Conclusion: There was significant net buying of stock by individual investors over this period.

But we might still be able to tease a bit of insight out of the flow-of-funds numbers. Since mutual-fund purchases are probably estimated fairly accurately, this could only mean that the negative line in the chart that tracks "Direct Purchases" must be grossly exaggerated. If, indeed, directly held portfolios are being wound down, the people doing this are generally older Americans, who acquired their shares in the days before mutual-fund mania became rampant in the U.S. But sooner or later, this generation of investors will fade away, and the selling might, too. Moreover, even now this group's net selling might be masking a move toward direct buying by the younger Baby Boom generation.

In any case, the Earth is round after all, regardless of what the Flat World Society of the flow-of-funds data say.

Postscript: For calculations and methodology supporting some of the above estimates, contact:

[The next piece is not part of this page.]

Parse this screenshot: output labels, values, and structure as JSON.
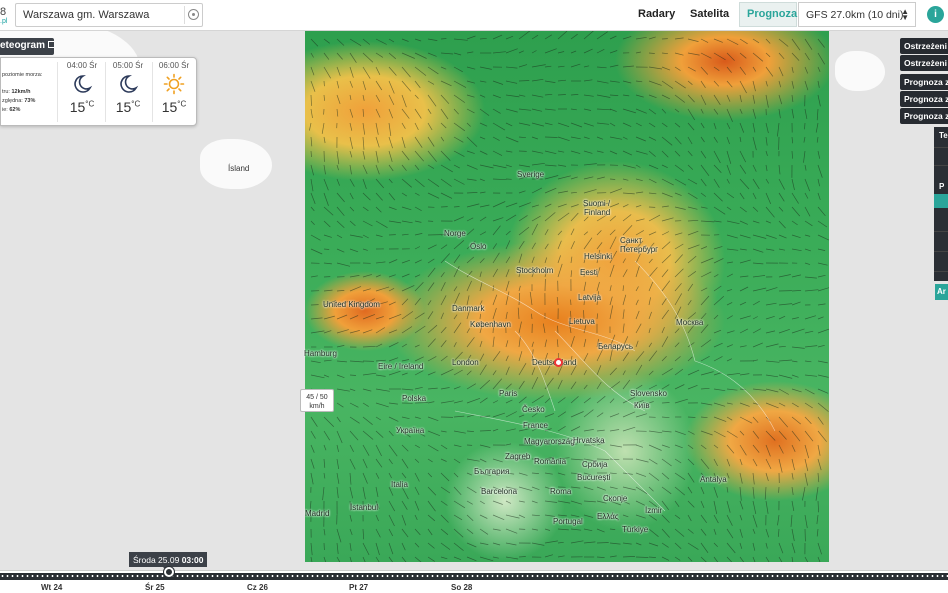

  1. The flow of funds analysis, referred to by this article, suggests that individual investors have been net sellers of stock through the bull market of 1992-1997 and that institutions have been net buyers. The analysis of stockholdings suggests, however, that the median holding of stock has gone up. How would you explain the diiscrepancy?
  2. What is the purpose of this distinction between individual and institutional investors? In what areas do you think that there are significant differences between these two groups?
  3. The proportion of stocks held by institutional investors has increased over the last few decades? What implications does this have for